The authors note that both drops and shots have been shown to be effective for environmental allergies such as allergic asthma, rhinitis and atopic dermatitis (eczema). Only injections have been effectively used for insect venom allergy. Studies in the past had looked at using shots for peanut allergy, but anaphylactic reactions occurred and the experiments were abandoned.
More recently, clinical trials have been conducted analyzing the potential for sublingual therapy for food allergies, with promising results. More research is needed, however, before this becomes a viable treatment for food allergy.
The consensus report compares the two types of immunotherapy examining side effects, dosing and how effective they are. For subcutaneous therapy for environmental allergies, side effects were found to range from local and mild to systemic. Systemic reactions can include anaphylaxis, although this is fortunately uncommon. (In an AAAAI/EAACI survey, 0.1 percent of injections led to systemic reactions between 2007 and 2009.)
This potential for a severe reaction is the reason behind guidelines that recommend any patient receiving allergy shots remain under supervision in the doctor’s office for 30 minutes after the treatment.
By comparison, the sublingual immunotherapy side effects were generally mild.
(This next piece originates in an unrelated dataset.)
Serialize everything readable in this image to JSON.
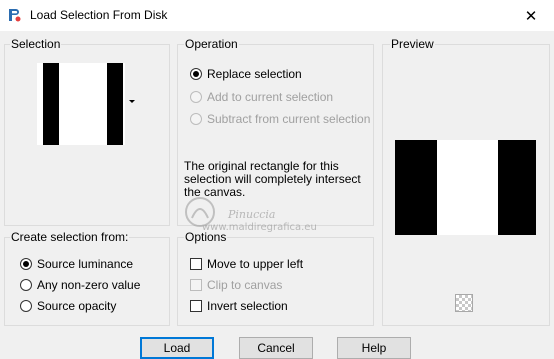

The most common side effects were local reactions, including itching and minor swelling. These side effects usually only occurred near the beginning of the treatment, and tended to resolve on their own as treatment continued.
No systemic reactions have been reported with this form of immunotherapy. An advantage with the oral drops or tablets is that once proper dosing is established, the treatment can be taken at home without the need for monitoring in the allergist’s office.
In terms of effectiveness, the authors note that after several years of treatment, both forms of immunotherapy result in the individual being desensitized to environmental allergens for seven to 12 years.
The report also finds that both therapies appear to reduce the chance of rhinitis developing into allergic asthma, or of new allergies developing in people who are sensitive to just one allergen.
The authors raise some issues that still require attention. One of the biggest is that researchers still don’t know why both types of immunotherapy are highly effective for some patients, yet have little or no beneficial effect for others.
The report also finds that patients commonly don’t adhere to immunotherapy regimens, likely because of the long duration of the treatment and the number of shots or tablets required.
The authors conclude that, despite its effectiveness, immunotherapy “remains a niche treatment secondary to symptomatic drugs because of its cost, long duration of treatment, and concerns regarding safety and effectiveness.” They see the need for standardized approaches and regulation, and further research to predict patient responses to move immunotherapy successfully forward.